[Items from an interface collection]
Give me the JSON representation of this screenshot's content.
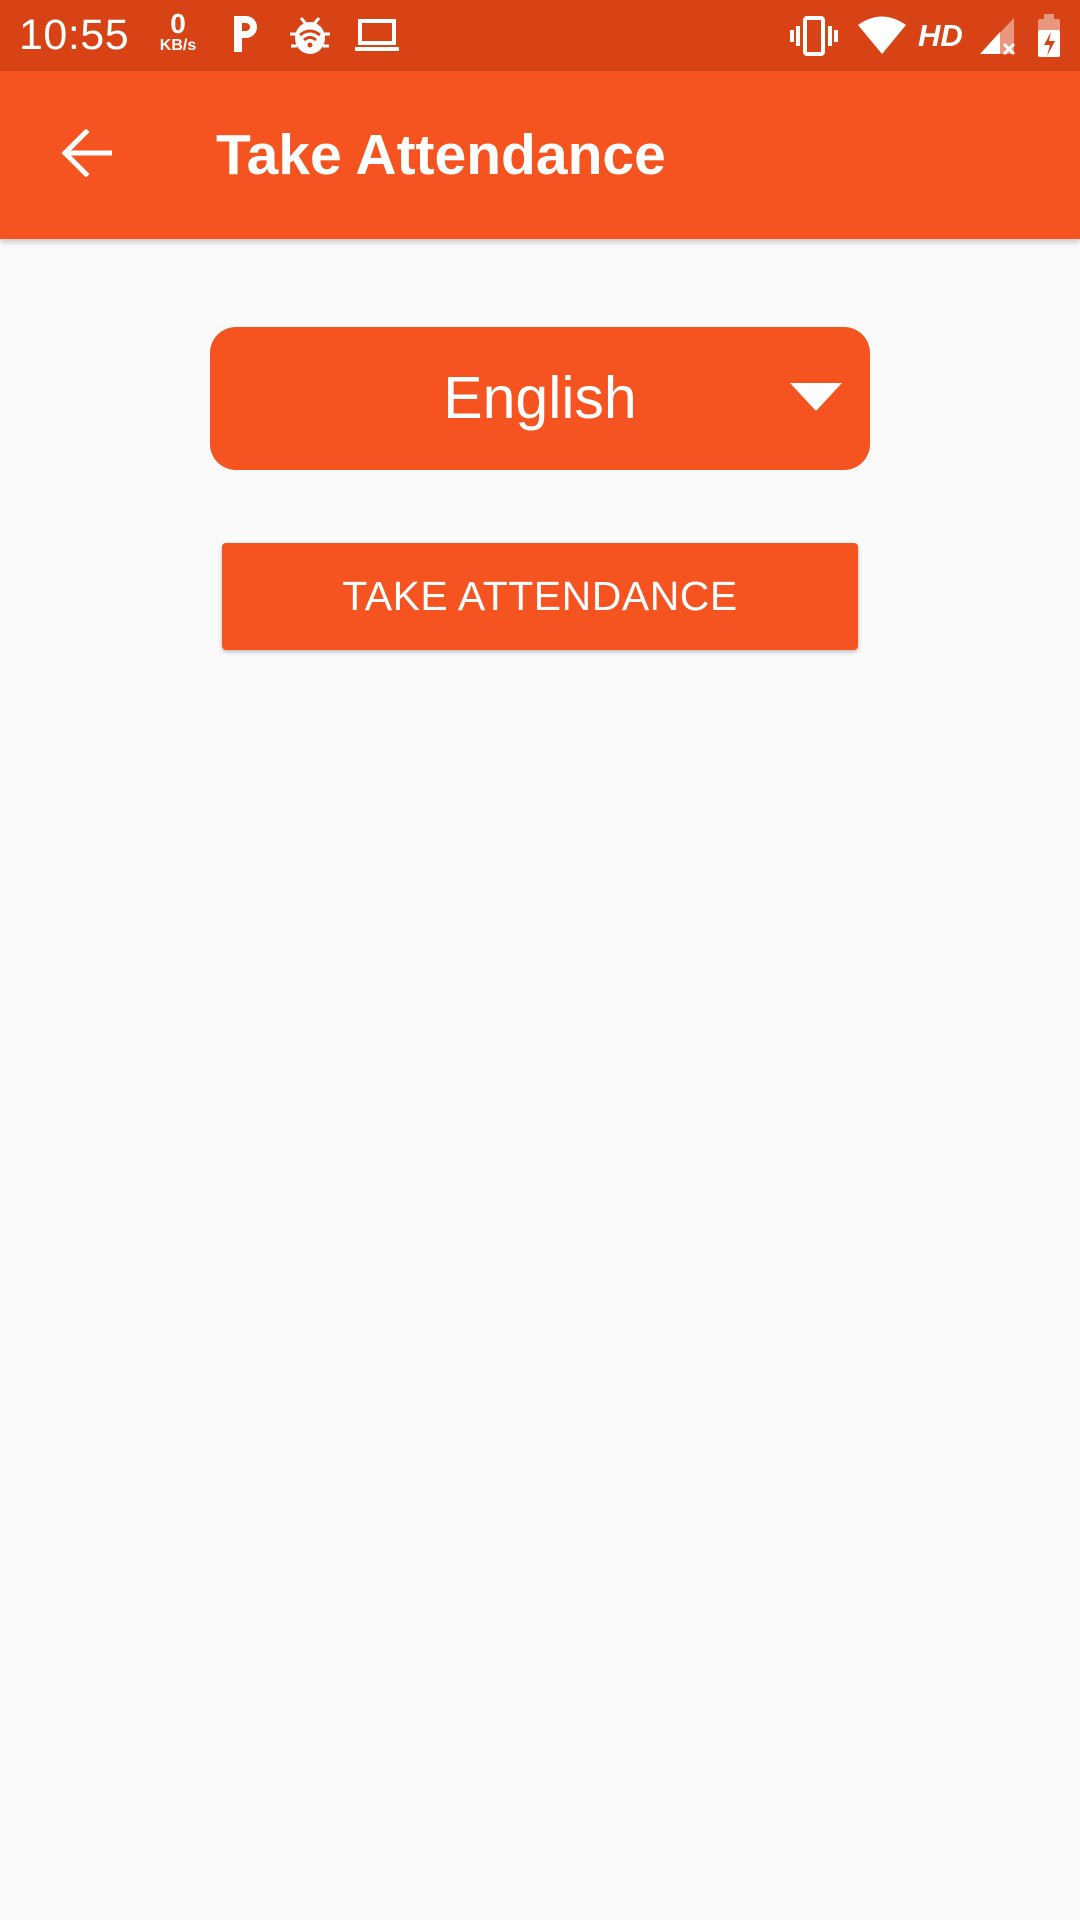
{
  "status_bar": {
    "time": "10:55",
    "net_speed_value": "0",
    "net_speed_unit": "KB/s",
    "network_label": "HD",
    "icons": [
      "parking-icon",
      "bug-wifi-icon",
      "laptop-icon",
      "vibrate-icon",
      "wifi-icon",
      "signal-no-data-icon",
      "battery-charging-icon"
    ],
    "background_color": "#D84315"
  },
  "app_bar": {
    "title": "Take Attendance",
    "back_icon": "arrow-back-icon",
    "background_color": "#F55420"
  },
  "language_select": {
    "selected": "English",
    "icon": "dropdown-triangle-icon"
  },
  "actions": {
    "take_attendance_label": "TAKE ATTENDANCE"
  },
  "colors": {
    "accent": "#F55420",
    "page_background": "#FAFAFA",
    "text_on_accent": "#FFFFFF"
  }
}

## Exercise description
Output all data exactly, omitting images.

## Solution for this task
Give me the JSON representation of this screenshot's content.
{
  "status_bar": {
    "time": "10:55",
    "net_speed_value": "0",
    "net_speed_unit": "KB/s",
    "network_label": "HD",
    "icons": [
      "parking-icon",
      "bug-wifi-icon",
      "laptop-icon",
      "vibrate-icon",
      "wifi-icon",
      "signal-no-data-icon",
      "battery-charging-icon"
    ],
    "background_color": "#D84315"
  },
  "app_bar": {
    "title": "Take Attendance",
    "back_icon": "arrow-back-icon",
    "background_color": "#F55420"
  },
  "language_select": {
    "selected": "English",
    "icon": "dropdown-triangle-icon"
  },
  "actions": {
    "take_attendance_label": "TAKE ATTENDANCE"
  },
  "colors": {
    "accent": "#F55420",
    "page_background": "#FAFAFA",
    "text_on_accent": "#FFFFFF"
  }
}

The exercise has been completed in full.